The text on the back cover says this is Heavy Metal Pulp, ‘a new line of novels combining noir fiction with fantastic art featuring the themes, story lines, and graphic styles of Heavy Metal magazine.’ This particular book, ‘Pleasure Model’, is the first in what may prove to be an excellent trilogy. The story’s principle characters are police detective Rook, a call girl dominatrix with a split personality and an illegal Pleasure Model called fittingly, Plesur. Pleasure Models are illegal gene grown humans designed to provide satisfaction to their owners. Most are female, although there are a few male specimens. In case you were wondering, this is an adult’s only book with large amounts of violence and sex.
Set in a future United States at around 2070 (it’s hard to be sure), it depicts a war-torn and ravaged society with government backed murder squads. Although there has been some fantastic technical developments, it seems bribery and corruption are the norm with most things available on the black market. The story starts with the dominatrix’s client getting killed by a hit squad while she is in the shower having given him a dammed good thrashing. Rook, our down-on-his-heels police detective, is assigned the case and it seems the dead client had been high up in the Special Forces. During his investigation at the murder scene, he discovered Plesur hiding in the basement and she may be his only witness. Unfortunately, Plesur is fresh out of the crate and has the IQ of a daffodil.
Although Rook becomes aware of the call-girl after reviewing the CCTV footage, both characters take very different paths through the story. Rook takes charge of Plesur as she (it?) is now evidence in a murder inquiry. It’s at this point that the body count starts to climb as somebody with a lot of military muscle and firepower wants Rook and, presumably, Plesur dead. What follows is an action-packed flight as Rook attempts to keep Plesur safe while investigating to see who is behind the killings and more importantly why. This is not an easy task when ambushes can be expected around every corner and so few people available to help.
There are lots to like in this book, from the grim setting to the many illustrations scattered through the text drawn by Justin Norman which add to the ambiance. The technical developments are plausible, as is the American society towards the end of this century. Although only 238 pages long, it doesn’t feel too short. Yes, there are many questions unanswered at the end of this book but that’s the inducement for getting the next two books in the trilogy. Even if you don’t get them, ‘Pleasure Model’ is a good read in its own right.

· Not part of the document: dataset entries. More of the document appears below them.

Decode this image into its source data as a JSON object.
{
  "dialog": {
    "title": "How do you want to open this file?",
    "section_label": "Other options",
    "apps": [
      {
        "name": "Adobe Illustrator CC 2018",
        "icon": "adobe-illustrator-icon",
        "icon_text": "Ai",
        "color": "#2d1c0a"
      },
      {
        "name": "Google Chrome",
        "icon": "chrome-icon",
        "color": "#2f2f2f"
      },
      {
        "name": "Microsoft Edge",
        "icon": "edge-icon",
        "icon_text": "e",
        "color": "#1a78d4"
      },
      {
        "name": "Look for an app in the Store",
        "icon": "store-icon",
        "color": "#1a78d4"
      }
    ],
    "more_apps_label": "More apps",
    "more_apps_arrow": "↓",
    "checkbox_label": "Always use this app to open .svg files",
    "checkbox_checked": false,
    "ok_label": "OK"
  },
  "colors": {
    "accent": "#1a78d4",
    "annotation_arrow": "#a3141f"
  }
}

(pub: TOR/Forge. 238 page illustrated small enlarged paperback. Price: $14.99 (US), $17.99 (CAN). ISBN: 978-0-7653-2388-0)